**Problem**
Pull each line containing "Assessment" from the data.

# # # # #

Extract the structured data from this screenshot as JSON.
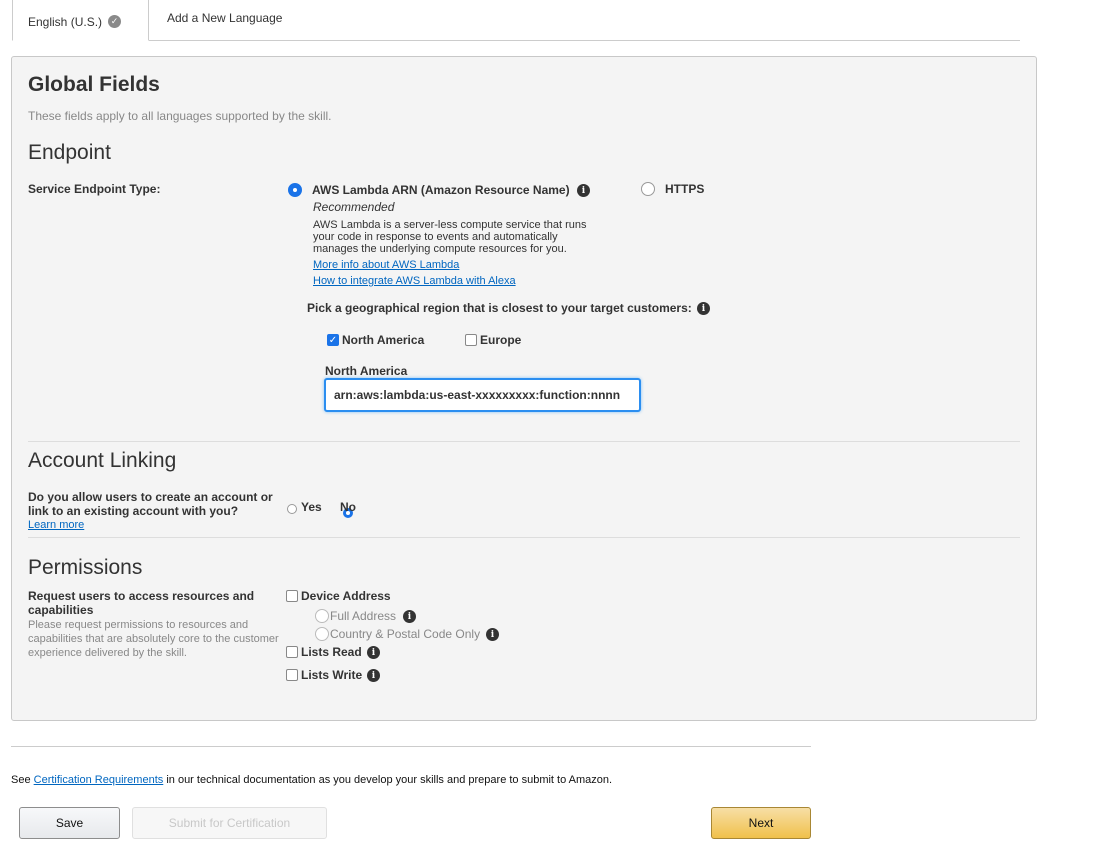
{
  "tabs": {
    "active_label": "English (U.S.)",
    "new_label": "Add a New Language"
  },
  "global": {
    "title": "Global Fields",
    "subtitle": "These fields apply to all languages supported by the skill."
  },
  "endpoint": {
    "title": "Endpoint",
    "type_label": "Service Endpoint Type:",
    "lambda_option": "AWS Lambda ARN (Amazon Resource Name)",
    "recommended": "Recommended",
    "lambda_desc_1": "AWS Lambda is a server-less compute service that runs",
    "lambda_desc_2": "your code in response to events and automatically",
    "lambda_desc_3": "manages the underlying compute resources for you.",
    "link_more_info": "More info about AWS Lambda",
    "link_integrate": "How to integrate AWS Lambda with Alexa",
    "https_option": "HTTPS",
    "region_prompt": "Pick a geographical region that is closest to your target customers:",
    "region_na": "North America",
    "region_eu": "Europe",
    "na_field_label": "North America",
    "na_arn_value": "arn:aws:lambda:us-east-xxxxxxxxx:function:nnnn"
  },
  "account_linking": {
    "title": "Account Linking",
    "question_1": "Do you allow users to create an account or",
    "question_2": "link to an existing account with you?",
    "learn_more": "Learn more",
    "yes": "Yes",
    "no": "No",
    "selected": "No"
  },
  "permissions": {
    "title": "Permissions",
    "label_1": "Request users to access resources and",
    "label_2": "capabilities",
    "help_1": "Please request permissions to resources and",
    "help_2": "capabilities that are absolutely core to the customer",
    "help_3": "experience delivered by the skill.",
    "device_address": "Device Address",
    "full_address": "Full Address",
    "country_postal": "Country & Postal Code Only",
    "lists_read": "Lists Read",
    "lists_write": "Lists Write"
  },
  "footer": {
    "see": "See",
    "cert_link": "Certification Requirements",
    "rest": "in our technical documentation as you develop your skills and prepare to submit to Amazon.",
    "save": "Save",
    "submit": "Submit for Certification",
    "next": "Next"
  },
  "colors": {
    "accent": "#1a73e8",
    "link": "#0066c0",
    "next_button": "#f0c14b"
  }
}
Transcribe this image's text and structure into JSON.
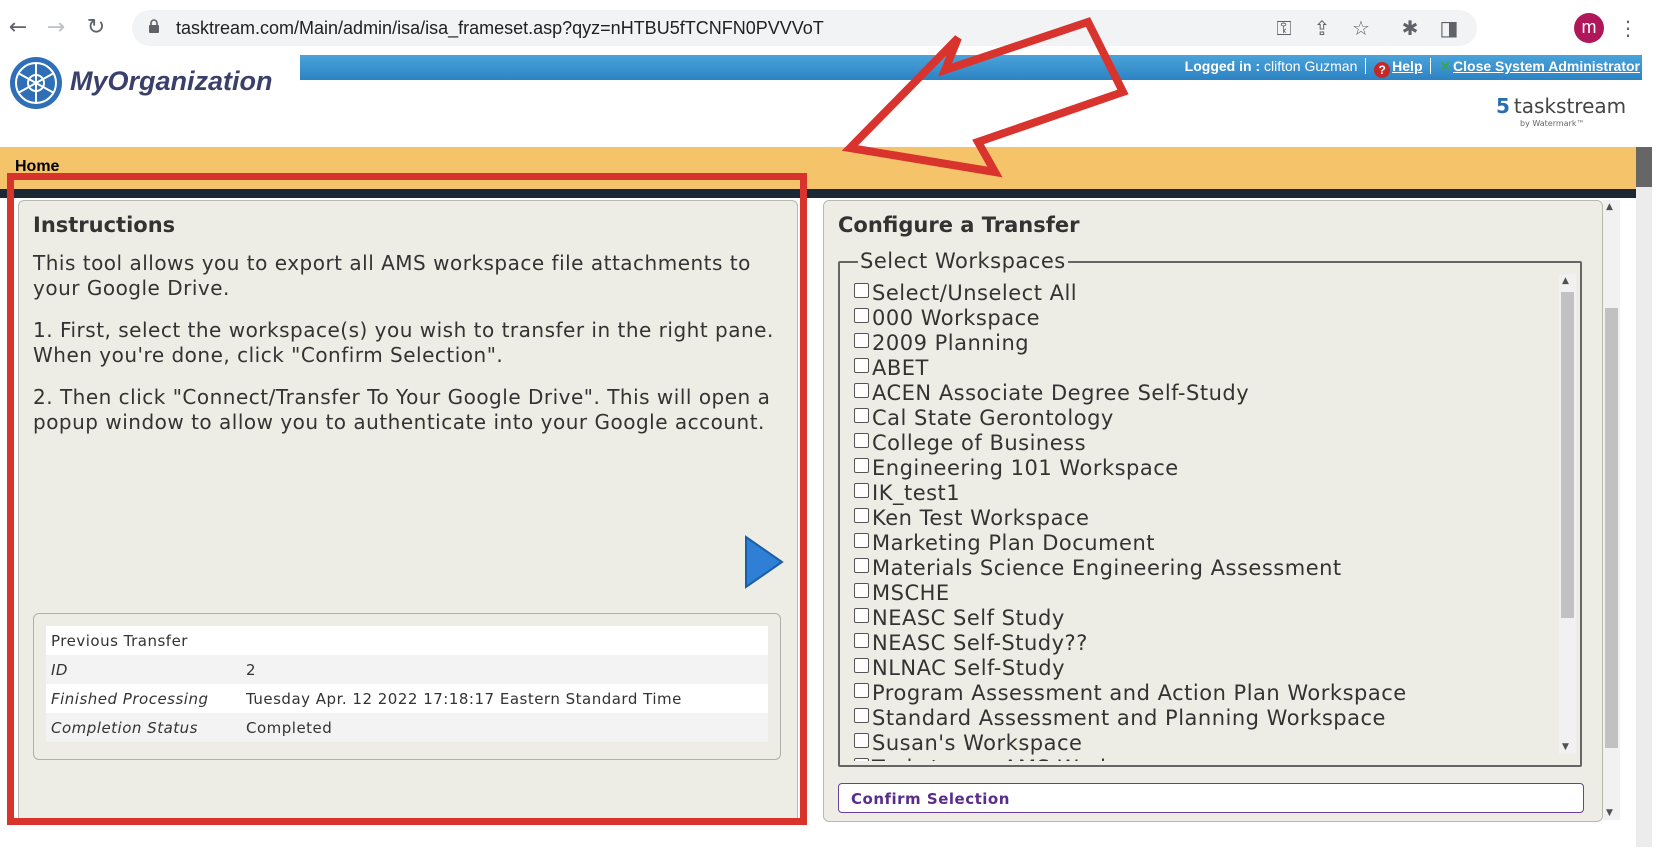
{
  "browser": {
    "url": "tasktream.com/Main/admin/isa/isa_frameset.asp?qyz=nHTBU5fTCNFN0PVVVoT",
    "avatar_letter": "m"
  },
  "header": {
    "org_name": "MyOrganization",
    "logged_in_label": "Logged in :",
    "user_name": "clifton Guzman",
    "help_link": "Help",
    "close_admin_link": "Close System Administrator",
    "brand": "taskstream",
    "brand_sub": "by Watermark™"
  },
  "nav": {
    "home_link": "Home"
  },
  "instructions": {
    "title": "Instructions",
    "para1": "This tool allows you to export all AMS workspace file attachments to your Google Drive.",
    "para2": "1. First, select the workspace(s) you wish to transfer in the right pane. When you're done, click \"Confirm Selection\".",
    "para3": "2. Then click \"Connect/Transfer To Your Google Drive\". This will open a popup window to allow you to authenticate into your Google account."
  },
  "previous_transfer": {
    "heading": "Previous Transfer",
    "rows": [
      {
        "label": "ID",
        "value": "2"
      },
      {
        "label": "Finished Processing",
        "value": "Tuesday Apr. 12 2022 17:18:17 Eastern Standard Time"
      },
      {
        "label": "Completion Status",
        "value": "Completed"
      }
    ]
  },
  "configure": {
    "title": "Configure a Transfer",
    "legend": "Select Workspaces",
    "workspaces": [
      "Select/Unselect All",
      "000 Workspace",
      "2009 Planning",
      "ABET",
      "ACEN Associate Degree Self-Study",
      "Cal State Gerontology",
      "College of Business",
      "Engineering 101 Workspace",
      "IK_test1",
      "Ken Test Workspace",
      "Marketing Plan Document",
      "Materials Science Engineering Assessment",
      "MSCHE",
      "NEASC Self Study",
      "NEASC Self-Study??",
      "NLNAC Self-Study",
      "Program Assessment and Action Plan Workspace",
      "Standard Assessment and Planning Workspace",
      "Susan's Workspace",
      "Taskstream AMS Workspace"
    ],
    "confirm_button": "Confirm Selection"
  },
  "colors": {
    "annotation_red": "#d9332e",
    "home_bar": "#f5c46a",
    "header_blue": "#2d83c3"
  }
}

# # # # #

**Worked solution**
      "Materials Science Engineering Assessment",
      "Program Assessment and Action Plan Workspace",
      "Standard Assessment and Planning Workspace",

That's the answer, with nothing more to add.